Workers at three power stations across Scotland are being balloted over strike action after rejecting a below-inflation pay offer.
Around 50 members of Unite the Union at Drax Hydro Limited, who run three power stations across the country, will be asked to vote on strike action after the rejection of a pay offer amounting to 8%.
The union say the offer falls significantly low of current inflation levels, which sit at 13.4%.
Stonebyre in Lanark, Cruachan in Loch Awe and Glenlee in Castle Douglas are all involved in the ballot, which opens on February 1 and closes on February 22.
Drax Hydro normally supplies businesses and only supplies consumers in the event there is a shortage in the system.
If the ballot is successful then strike action could take place in early March.
Workers involved include engineers, plant controllers and mechanical and electrical craft workers.
It follows the results of a consultative ballot in December 2022 which revealed 84.9% of Unite members supported strike action.
The latest accounts in July 2022 indicate profits totalling £2.3m for 2021.
Sharon Graham, Unite general secretary, said: “Energy workers’ pay is lagging well behind the eye-watering profits being made across the sector.

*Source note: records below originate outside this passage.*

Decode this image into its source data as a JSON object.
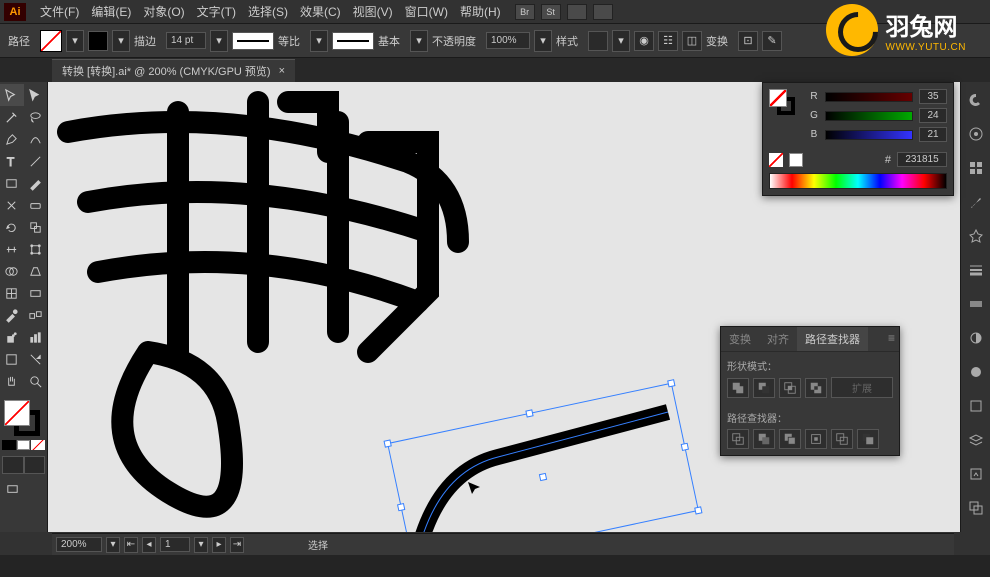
{
  "app": {
    "logo": "Ai"
  },
  "menu": {
    "items": [
      "文件(F)",
      "编辑(E)",
      "对象(O)",
      "文字(T)",
      "选择(S)",
      "效果(C)",
      "视图(V)",
      "窗口(W)",
      "帮助(H)"
    ],
    "icon_labels": [
      "Br",
      "St"
    ]
  },
  "controlbar": {
    "selection_label": "路径",
    "stroke_label": "描边",
    "stroke_value": "14 pt",
    "profile_label": "等比",
    "brush_label": "基本",
    "opacity_label": "不透明度",
    "opacity_value": "100%",
    "style_label": "样式",
    "transform_label": "变换"
  },
  "doctab": {
    "title": "转换  [转换].ai* @ 200% (CMYK/GPU 预览)",
    "close": "×"
  },
  "color_panel": {
    "r_label": "R",
    "r_value": "35",
    "g_label": "G",
    "g_value": "24",
    "b_label": "B",
    "b_value": "21",
    "hex_label": "#",
    "hex_value": "231815"
  },
  "pathfinder": {
    "tabs": [
      "变换",
      "对齐",
      "路径查找器"
    ],
    "section1_label": "形状模式：",
    "expand_label": "扩展",
    "section2_label": "路径查找器："
  },
  "statusbar": {
    "zoom": "200%",
    "artboard_nav": "1",
    "tool_label": "选择"
  },
  "watermark": {
    "main": "羽兔网",
    "sub": "WWW.YUTU.CN"
  }
}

“Drax’s parent group is awash with tens of millions in profit. Yet, Drax Hydro workers have been offered what amounts to a significant real terms wage cut, this is totally unacceptable. We will fully support our members in their fight for better jobs, pay and conditions.”
The Drax Group parent group posted profits of £78.7m for the year ending in December 2021.
Earlier this month, energy regulator Ofgem announced that, following an investigation, Drax Pumped Storage Limited (a subsidiary of the parent group) paid a fine of £6.12m for breaching the Generation Licence by submitting excessively expensive bids to turn down its generation in the balancing mechanism.
As a result of Ofgem’s compliance work, the company admitted to having breached its Generation Licence, specifically the Transmission Constraint Licence Condition (TCLC).
The TCLC prohibits generators from being paid, or seeking to be paid, an excessive amount during times of transmission system constraint.
Elaine Dougall, Unite regional co-ordinating officer said: “The pay offer on the table by Drax Hydro doesn’t come close to meeting the fair and reasonable demands of our members. The Drax Group like all energy companies is benefiting from price hikes across the board. If there is no improved wage offer then our members are set to take strike action in the coming weeks.
“This could directly hit energy supplies to Scottish businesses. Drax Hydro must explain why they are prepared to jeopardise the precarious position of many Scottish businesses rather than working to resolve this dispute.”
A Drax spokesperson said: “We have put forward a fair and competitive pay settlement which rewards our valued colleagues and is significantly above the national average.
“We will continue to work with the unions to find a resolution which avoids strike action at our Scottish hydro power stations and ensures the long-term sustainability and success of the business.
“We have plans in place to ensure that there will be no impact on electricity supplies should the action go ahead in Scotland. Drax’s hydro operations play a critical role in energy security, and we plan to invest billions of pounds in our UK renewable energy projects this decade, including the expansion of our Cruachan pumped storage hydro power station, creating and supporting jobs in Scotland.”